As the migration got underway, however, the fear was replaced with knowledge of the Statistica package, and with that came confidence.
R You With Me?
Statistica’s support for R quickly gained it followers within Dell. While its previous package offered some support for R, the open source statistical language is a first-class citizen within Statistica, according to Thompsom. And when one member of Dell’s team wrote a specialty analytic routine in R and integrated it into Statistica’s workflow, word quickly spread.
“Once that became common knowledge throughout the organization, there were a number of people who came back and said, ‘I’d like to do this special analytic or that,'” Thompson says. “We ended up with a pretty significant library of new analytics written in R that enriched our ecosystem.”
However, the roll-out didn’t come without its hiccups. For example, the outgoing package had a richer breadth of data management capabilities than Statistica offered. “Statistica was never designed as a tool to ingest and manage different data sets,” Thompson says. “But we had other assets inside Dell, including Toad and Boomi, that do those things, so we ended up bringing in other technology…We also integrated a third-party data prep product into Statistica as well.”

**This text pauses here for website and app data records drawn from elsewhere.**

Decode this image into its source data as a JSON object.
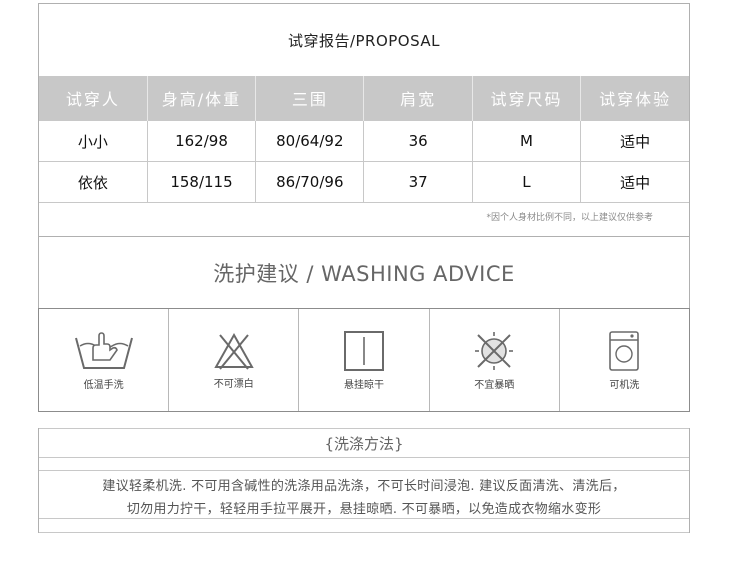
{
  "proposal": {
    "title": "试穿报告/PROPOSAL",
    "headers": [
      "试穿人",
      "身高/体重",
      "三围",
      "肩宽",
      "试穿尺码",
      "试穿体验"
    ],
    "rows": [
      [
        "小小",
        "162/98",
        "80/64/92",
        "36",
        "M",
        "适中"
      ],
      [
        "依依",
        "158/115",
        "86/70/96",
        "37",
        "L",
        "适中"
      ]
    ],
    "note": "*因个人身材比例不同，以上建议仅供参考"
  },
  "washing": {
    "title": "洗护建议 / WASHING ADVICE",
    "icons": [
      {
        "icon": "hand-wash-low-temp-icon",
        "label": "低温手洗"
      },
      {
        "icon": "no-bleach-icon",
        "label": "不可漂白"
      },
      {
        "icon": "hang-dry-icon",
        "label": "悬挂晾干"
      },
      {
        "icon": "no-sun-dry-icon",
        "label": "不宜暴晒"
      },
      {
        "icon": "machine-wash-icon",
        "label": "可机洗"
      }
    ]
  },
  "method": {
    "title": "{洗涤方法}",
    "line1": "建议轻柔机洗. 不可用含碱性的洗涤用品洗涤，不可长时间浸泡. 建议反面清洗、清洗后，",
    "line2": "切勿用力拧干，轻轻用手拉平展开，悬挂晾晒. 不可暴晒，以免造成衣物缩水变形"
  },
  "colors": {
    "header_bg": "#c8c8c8",
    "border": "#b0b0b0",
    "muted_text": "#666666"
  }
}
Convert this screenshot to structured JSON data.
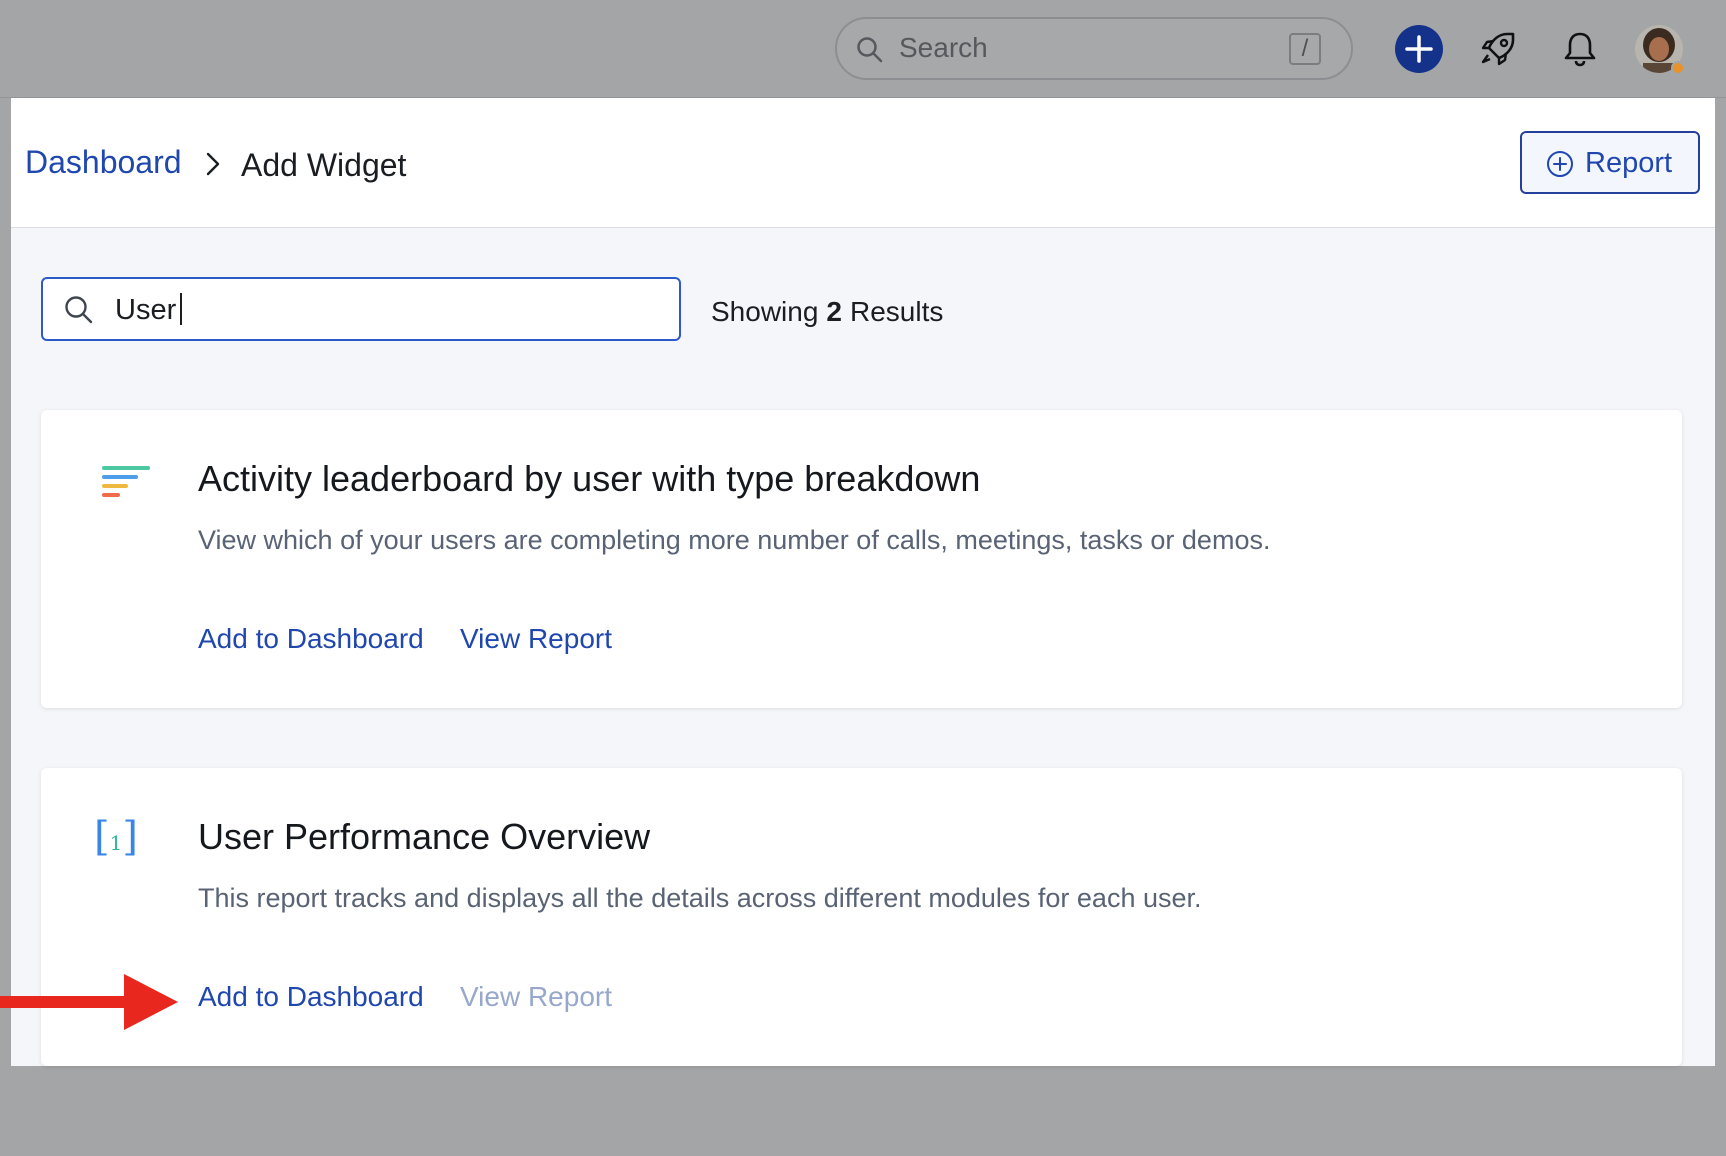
{
  "topbar": {
    "search_placeholder": "Search",
    "search_shortcut": "/"
  },
  "header": {
    "breadcrumb_parent": "Dashboard",
    "breadcrumb_current": "Add Widget",
    "report_button_label": "Report"
  },
  "widget_search": {
    "value": "User"
  },
  "results": {
    "prefix": "Showing",
    "count": "2",
    "suffix": "Results"
  },
  "cards": [
    {
      "icon": "leaderboard-bars-icon",
      "title": "Activity leaderboard by user with type breakdown",
      "description": "View which of your users are completing more number of calls, meetings, tasks or demos.",
      "add_label": "Add to Dashboard",
      "view_label": "View Report"
    },
    {
      "icon": "number-bracket-icon",
      "title": "User Performance Overview",
      "description": "This report tracks and displays all the details across different modules for each user.",
      "add_label": "Add to Dashboard",
      "view_label": "View Report",
      "bracket_number": "1"
    }
  ],
  "colors": {
    "accent": "#1f47ad",
    "primary_button": "#14328a",
    "annotation_arrow": "#e8281e"
  }
}
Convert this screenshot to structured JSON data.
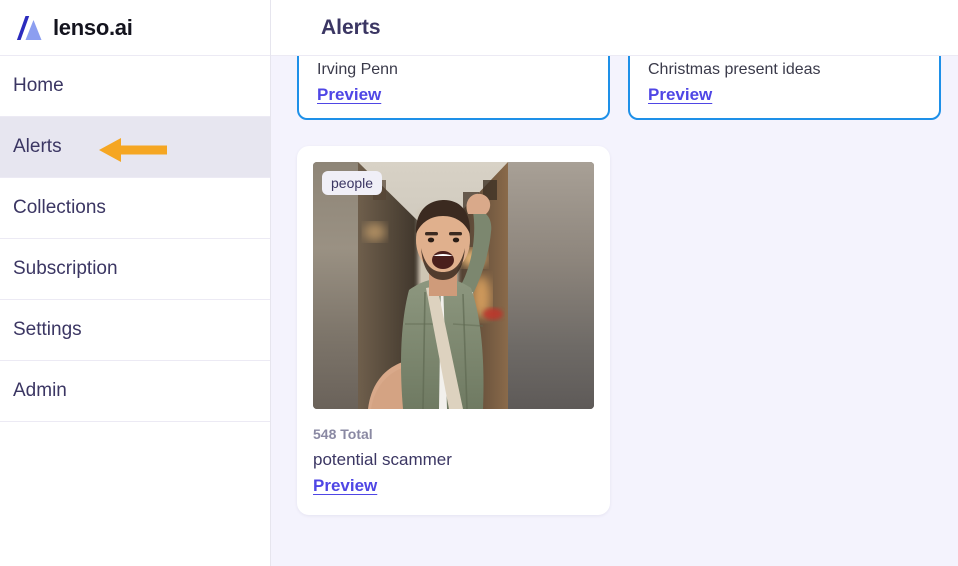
{
  "brand": {
    "name": "lenso.ai",
    "logo_icon": "lenso-logo-icon",
    "colors": {
      "dark": "#2b2bbd",
      "light": "#8c9ef0"
    }
  },
  "sidebar": {
    "items": [
      {
        "label": "Home",
        "active": false
      },
      {
        "label": "Alerts",
        "active": true
      },
      {
        "label": "Collections",
        "active": false
      },
      {
        "label": "Subscription",
        "active": false
      },
      {
        "label": "Settings",
        "active": false
      },
      {
        "label": "Admin",
        "active": false
      }
    ],
    "active_highlight_color": "#e7e6f0"
  },
  "annotation": {
    "arrow_icon": "arrow-left-icon",
    "arrow_color": "#f5a623",
    "points_to": "Alerts"
  },
  "header": {
    "title": "Alerts"
  },
  "alert_cards": [
    {
      "title": "Irving Penn",
      "preview_label": "Preview"
    },
    {
      "title": "Christmas present ideas",
      "preview_label": "Preview"
    }
  ],
  "result_card": {
    "badge": "people",
    "total": "548 Total",
    "name": "potential scammer",
    "preview_label": "Preview",
    "image_alt": "man-taking-selfie-in-street"
  },
  "colors": {
    "content_background": "#f4f3fd",
    "card_border_blue": "#1e90e8",
    "link_violet": "#4f46e5",
    "text_primary": "#3b3663",
    "text_muted": "#8a89a3"
  }
}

Statistica is a highly visual and graphical environment, and that took some getting used to on the part of Dell employees, many of whom were used to writing code and using a command line, and were suspicious of Statistica’s point-and-click GUI.
“Many of the people inside Dell were reticent to move over. Once you use a tool for many years and you’re comfortable, you really would prefer not to,” Thompson says. “But once they got on board and changed over to Statistica, they said it’s a lot easier than the previous product.”

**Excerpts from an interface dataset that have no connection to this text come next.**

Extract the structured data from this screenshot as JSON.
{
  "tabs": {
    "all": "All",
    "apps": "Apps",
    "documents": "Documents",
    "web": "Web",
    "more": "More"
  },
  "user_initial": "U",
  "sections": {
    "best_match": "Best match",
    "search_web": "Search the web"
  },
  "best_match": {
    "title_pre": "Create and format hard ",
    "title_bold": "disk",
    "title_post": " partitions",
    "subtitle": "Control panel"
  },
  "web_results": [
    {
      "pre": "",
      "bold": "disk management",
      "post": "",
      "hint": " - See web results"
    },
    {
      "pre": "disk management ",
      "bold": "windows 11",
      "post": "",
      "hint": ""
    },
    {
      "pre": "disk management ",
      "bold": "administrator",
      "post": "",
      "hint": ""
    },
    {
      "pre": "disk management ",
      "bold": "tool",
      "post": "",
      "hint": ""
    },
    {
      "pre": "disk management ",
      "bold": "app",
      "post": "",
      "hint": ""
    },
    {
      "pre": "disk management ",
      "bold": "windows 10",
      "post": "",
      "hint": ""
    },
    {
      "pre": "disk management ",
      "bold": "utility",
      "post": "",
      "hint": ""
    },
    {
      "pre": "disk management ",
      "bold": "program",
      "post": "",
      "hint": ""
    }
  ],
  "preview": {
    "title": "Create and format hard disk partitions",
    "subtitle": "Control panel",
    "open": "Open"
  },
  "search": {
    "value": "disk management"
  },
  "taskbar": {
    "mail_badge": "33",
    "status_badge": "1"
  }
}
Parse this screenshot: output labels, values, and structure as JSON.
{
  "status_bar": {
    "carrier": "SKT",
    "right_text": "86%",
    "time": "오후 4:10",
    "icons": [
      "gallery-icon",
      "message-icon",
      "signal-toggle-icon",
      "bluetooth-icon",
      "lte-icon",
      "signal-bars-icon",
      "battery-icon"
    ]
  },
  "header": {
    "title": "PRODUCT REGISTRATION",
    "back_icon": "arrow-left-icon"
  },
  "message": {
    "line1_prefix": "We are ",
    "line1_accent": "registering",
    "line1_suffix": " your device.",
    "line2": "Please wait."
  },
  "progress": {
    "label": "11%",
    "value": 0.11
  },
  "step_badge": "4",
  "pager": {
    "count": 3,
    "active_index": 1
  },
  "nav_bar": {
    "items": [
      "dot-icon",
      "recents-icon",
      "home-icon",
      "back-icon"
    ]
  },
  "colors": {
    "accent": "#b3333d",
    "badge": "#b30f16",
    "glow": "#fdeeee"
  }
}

At the end of the day, the migration to Statistica paid off for Dell—and not just because it no longer must pay license fees to the previous vendor. The company knocked down “non-standard” KPIs by 50 percent, and has synchronized 99 percent of the incoming information with existing records through its IT operations, Thompson says. What’s more, 20 percent more of the team has access to advanced analytics software than before, he says.
Statistica isn’t the only product in Dell’s BI and analytic stack, of course—the
company is a big user of Cloudera‘s Distribution of Hadoop, Teradata‘s (NYSE: TDC) analytic database, visualization tools from Tableau Software (NYSE: DATA), and data management and ETL tools from Datawatch.
Thanks to Statistica’s native distributed analytic (NDA) feature, Dell is able to deploy models that analyst and data scientists developed within the statistical package, and execute them on CDH or the Teradata Database, as native Java, C, or SQL code. “We’re looking at using NDA more broadly inside Dell, Thompson says, “and I think that’s something that going to be a powerful competitive advantage.”
And Dell’s CFO will also be thrilled at another achievement that was accomplished as part of the Statistica migration (particularly with today’s bombshell news that Dell is in talks to buy EMC [NYSE: EMC]), which is that Dell is closer to the holy grail of business intelligence of achieving a “single version of the truth.”
“Inside Dell we’ve come up with harmonized information flows and harmonized dashboard and KPIs, so when people come into the room, they have the same information, they’re working from the same source,” Thompson says.
At the end of the day, the migration to Statistica wasn’t nearly as hard as the folks at Dell initially feared, and was completed in less than six months.
“We’ve been really happy with it,” Thompson says. “As we got into it, we gained in confidence on a daily and weekly basis, that this was going to be done and we’re going to be successful at it. After it was done, we said, wow that really went well, and now we can help other people do it as well.”